Without automated reprint, it’s easy to forget how much a damaged piece of mail can cost a business producing transactional mail.
Time, resources and trust feel impact every time a pair of hands touches a single regulated document. And don’t forget that a few dollars add to your processing costs each time.
Hard to believe?
Here’s a quick look at the manual reprint process:
— A damaged mailpiece diverts and verifies
— Time lapses to look up which job the mailpiece came from
— Next, the mailpiece either goes to reprint printer or the larger process printer
— Correct paper stock and pre-printed forms and shells must be located and assembled
— The reprint then queus up on the correct printer
— Finally, the documents get manually inserted and reconciled
At least six manual steps combine per damaged document, which take operators away from optimizing the primary printing and inserting systems. It also requires maintaining sufficient stock of pre-printed cutsheet forms and shells. In fact, industry estimates suggest that materials and labor needed for manual reprints can cost anywhere between $15 to $20 per piece. And in today’s competitive transactional mail production market, every dollar counts.
Each of these manual steps in the reprint process also introduces risk. There is a higher chance of human errors such as insert, form or envelope mismatch, incorrect addressing, and lost mailpieces. If an envelope is opened or an a mailpiece is shipped with any errors, there is a higher probability of privacy breaches. Any regulatory infringements or privacy violations can result in exposure to liability and fines.
Fortunately, full color automated reprints can solve many of these problems. This closed-loop system helps meet tight deadlines and regulated standards by increasing productivity and accuracy through a streamlined, highly-accurate automated process.
Documents from the printer run through high-speed finishing equipment, where mailpiece damaged or rejection takes place. Data, which pinpoints damaged or missing mailpieces, automatically sends via job-tracking software to a printer, which then reprints the missing mail inserts. A full color inkjet printer can even replicate the look of preprinted forms easily.
If you had a reprint inserter module, the reprints would automatically insert into a nearly identical envelope. Otherwise, the cutsheets could feed back to a high-speed inserter or manually inserted. The mailpieces would then reconcile with their original job. Additionally, the automated reprint reports would generate for proof of completing the entire job.

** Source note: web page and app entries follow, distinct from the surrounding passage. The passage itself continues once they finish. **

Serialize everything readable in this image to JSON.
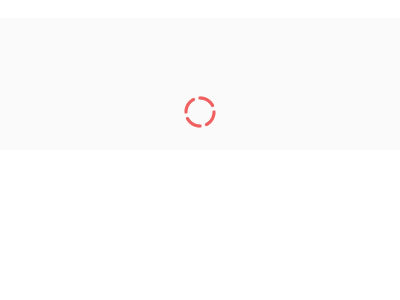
{
  "loading": {
    "icon": "loading-spinner-icon",
    "spinner_color": "#f06060"
  },
  "colors": {
    "page_background": "#ffffff",
    "hero_background": "#f4f4f4"
  }
}
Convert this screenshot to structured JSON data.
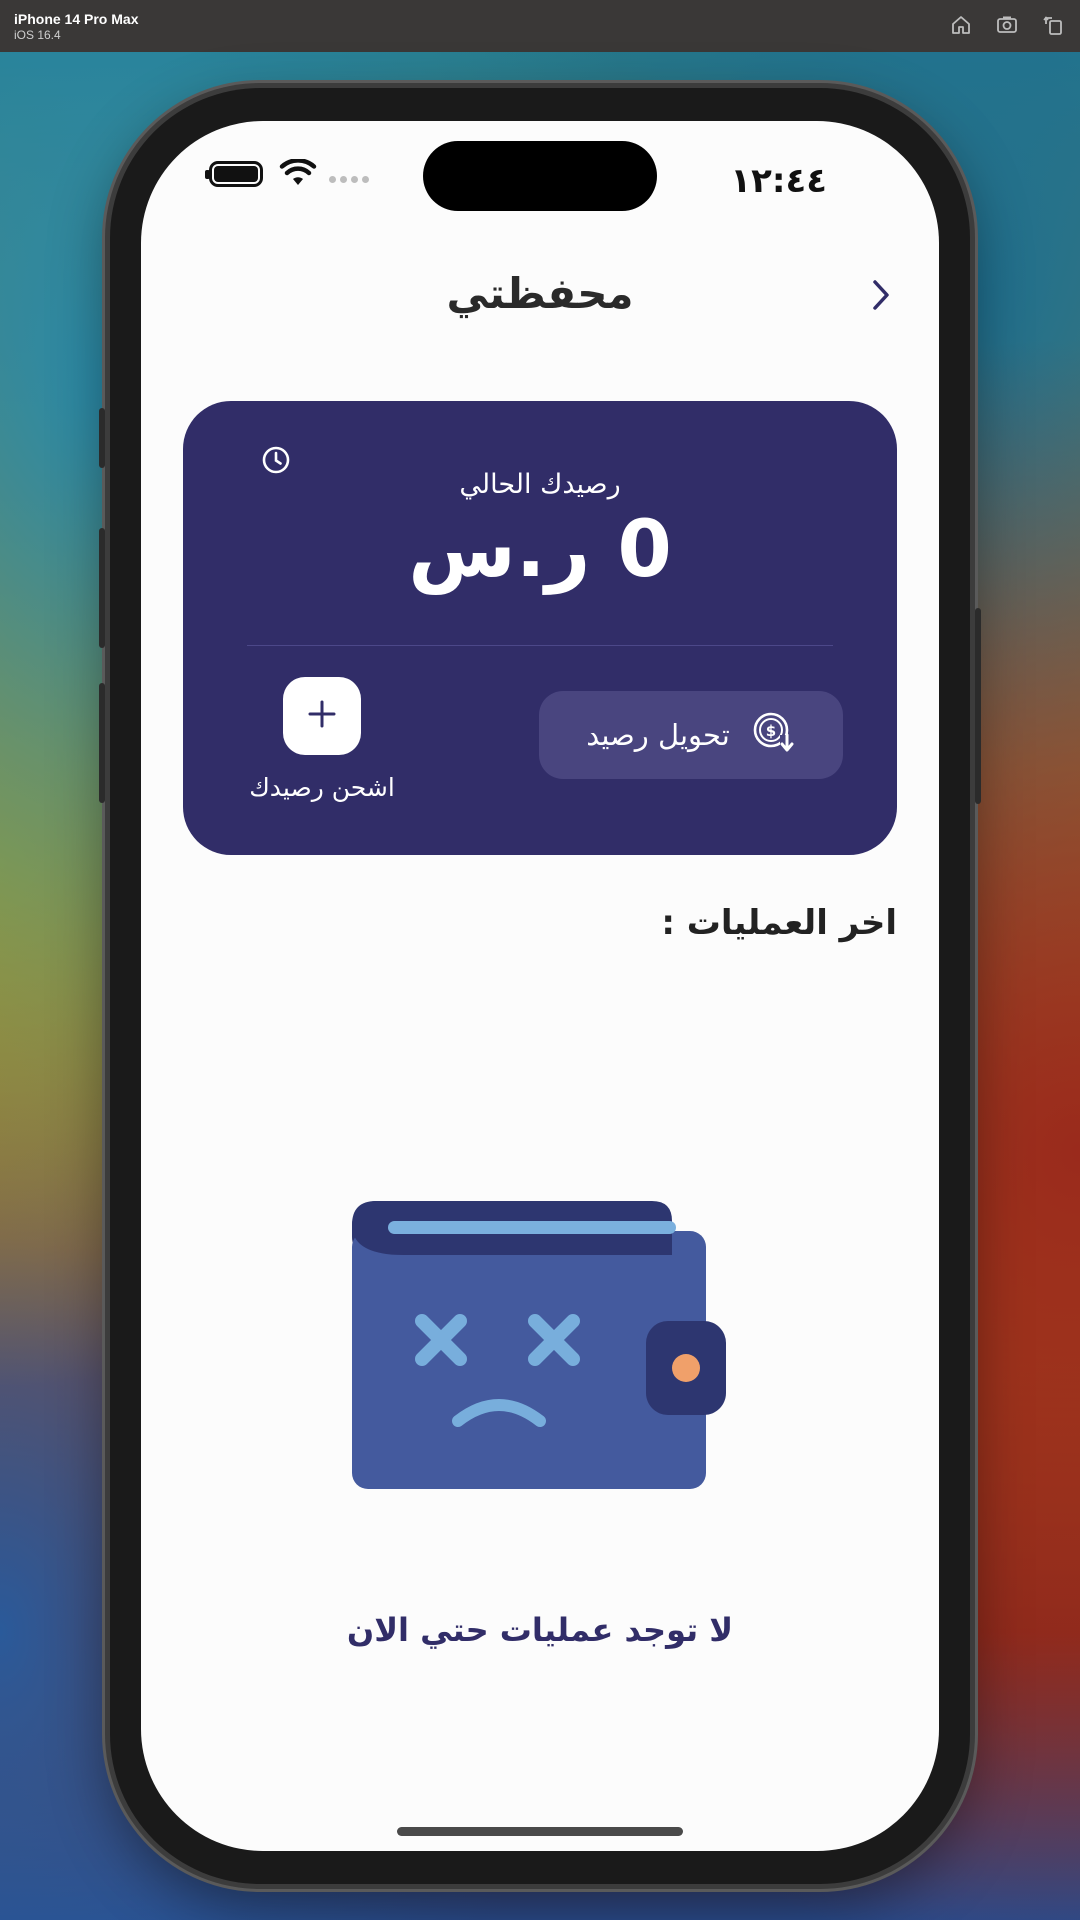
{
  "simulator": {
    "device_name": "iPhone 14 Pro Max",
    "os_version": "iOS 16.4",
    "icons": [
      "home-icon",
      "screenshot-icon",
      "rotate-icon"
    ]
  },
  "status_bar": {
    "time": "١٢:٤٤"
  },
  "header": {
    "title": "محفظتي",
    "back_icon": "chevron-right-icon"
  },
  "wallet_card": {
    "background": "#312d68",
    "balance_label": "رصيدك الحالي",
    "balance_value": "0 ر.س",
    "history_icon": "clock-icon",
    "transfer_button_label": "تحويل رصيد",
    "transfer_icon": "dollar-coin-download-icon",
    "recharge_label": "اشحن رصيدك",
    "recharge_icon": "plus-icon"
  },
  "transactions": {
    "title": "اخر العمليات :",
    "empty_icon": "sad-wallet-icon",
    "empty_message": "لا توجد عمليات حتي الان"
  }
}
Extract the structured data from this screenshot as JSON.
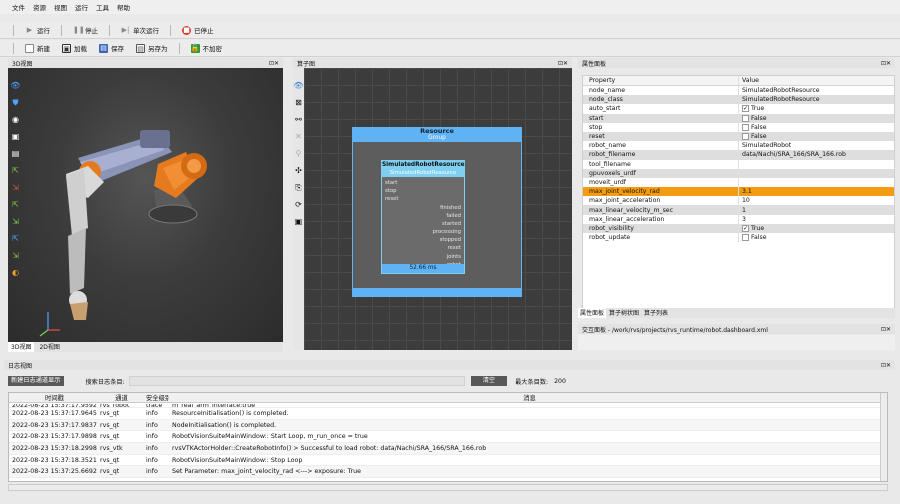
{
  "menu": [
    "文件",
    "资源",
    "视图",
    "运行",
    "工具",
    "帮助"
  ],
  "toolbar1": {
    "run": "运行",
    "stop": "停止",
    "single_run": "单次运行",
    "status": "已停止"
  },
  "toolbar2": {
    "new": "新建",
    "load": "加载",
    "save": "保存",
    "save_as": "另存为",
    "no_load": "不加密"
  },
  "view3d": {
    "title": "3D视图",
    "tabs": [
      "3D视图",
      "2D视图"
    ]
  },
  "opview": {
    "title": "算子图"
  },
  "node": {
    "group_title": "Resource",
    "group_sub": "Group",
    "title": "SimulatedRobotResource",
    "subtitle": "SimulatedRobotResource",
    "inputs": [
      "start",
      "stop",
      "reset"
    ],
    "outputs": [
      "finished",
      "failed",
      "started",
      "processing",
      "stopped",
      "reset",
      "joints",
      "robot"
    ],
    "time": "52.66 ms"
  },
  "props": {
    "title": "属性面板",
    "col_property": "Property",
    "col_value": "Value",
    "rows": [
      {
        "k": "node_name",
        "v": "SimulatedRobotResource",
        "cb": ""
      },
      {
        "k": "node_class",
        "v": "SimulatedRobotResource",
        "cb": ""
      },
      {
        "k": "auto_start",
        "v": "True",
        "cb": "✓"
      },
      {
        "k": "start",
        "v": "False",
        "cb": " "
      },
      {
        "k": "stop",
        "v": "False",
        "cb": " "
      },
      {
        "k": "reset",
        "v": "False",
        "cb": " "
      },
      {
        "k": "robot_name",
        "v": "SimulatedRobot",
        "cb": ""
      },
      {
        "k": "robot_filename",
        "v": "data/Nachi/SRA_166/SRA_166.rob",
        "cb": ""
      },
      {
        "k": "tool_filename",
        "v": "",
        "cb": ""
      },
      {
        "k": "gpuvoxels_urdf",
        "v": "",
        "cb": ""
      },
      {
        "k": "moveit_urdf",
        "v": "",
        "cb": ""
      },
      {
        "k": "max_joint_velocity_rad",
        "v": "3.1",
        "cb": ""
      },
      {
        "k": "max_joint_acceleration",
        "v": "10",
        "cb": ""
      },
      {
        "k": "max_linear_velocity_m_sec",
        "v": "1",
        "cb": ""
      },
      {
        "k": "max_linear_acceleration",
        "v": "3",
        "cb": ""
      },
      {
        "k": "robot_visibility",
        "v": "True",
        "cb": "✓"
      },
      {
        "k": "robot_update",
        "v": "False",
        "cb": " "
      }
    ],
    "tabs": [
      "属性面板",
      "算子树状图",
      "算子列表"
    ]
  },
  "interact": {
    "title": "交互面板 - /work/rvs/projects/rvs_runtime/robot.dashboard.xml"
  },
  "log": {
    "title": "日志视图",
    "new_window": "新建日志通道显示",
    "search_label": "搜索日志条目:",
    "clear": "清空",
    "max_label": "最大条目数:",
    "max_value": "200",
    "headers": [
      "时间戳",
      "通道",
      "安全级别",
      "消息"
    ],
    "partial_row": [
      "2022-08-23 15:37:17.959256",
      "rvs_robot",
      "trace",
      "m_real_arm_interface:true"
    ],
    "rows": [
      [
        "2022-08-23 15:37:17.964525",
        "rvs_qt",
        "info",
        "ResourceInitialisation() is completed."
      ],
      [
        "2022-08-23 15:37:17.983710",
        "rvs_qt",
        "info",
        "NodeInitialisation() is completed."
      ],
      [
        "2022-08-23 15:37:17.989846",
        "rvs_qt",
        "info",
        "RobotVisionSuiteMainWindow:: Start Loop, m_run_once = true"
      ],
      [
        "2022-08-23 15:37:18.299860",
        "rvs_vtk",
        "info",
        "rvsVTKActorHolder::CreateRobotInfo() > Successful to load robot: data/Nachi/SRA_166/SRA_166.rob"
      ],
      [
        "2022-08-23 15:37:18.352187",
        "rvs_qt",
        "info",
        "RobotVisionSuiteMainWindow:: Stop Loop"
      ],
      [
        "2022-08-23 15:37:25.669244",
        "rvs_qt",
        "info",
        "Set Parameter: max_joint_velocity_rad <---> exposure: True"
      ]
    ]
  }
}
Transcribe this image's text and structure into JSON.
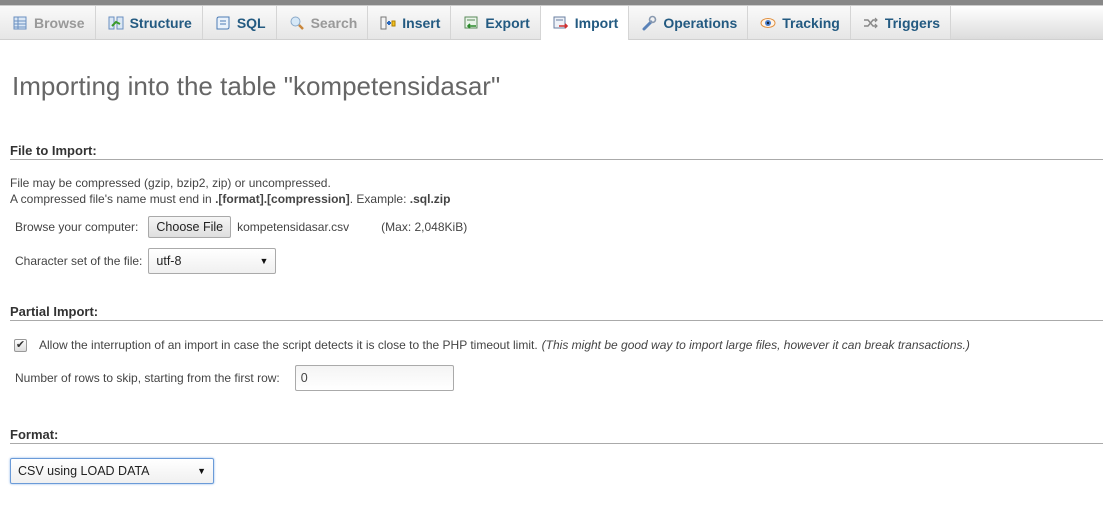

This simplified and data-driven process drives down costs by implementing plain paper factory initiatives and reducing labor needs. Improved quality and accuracy eases worries of regulation infringement.
Download the automated reprint solution brief to learn more about automated workflow.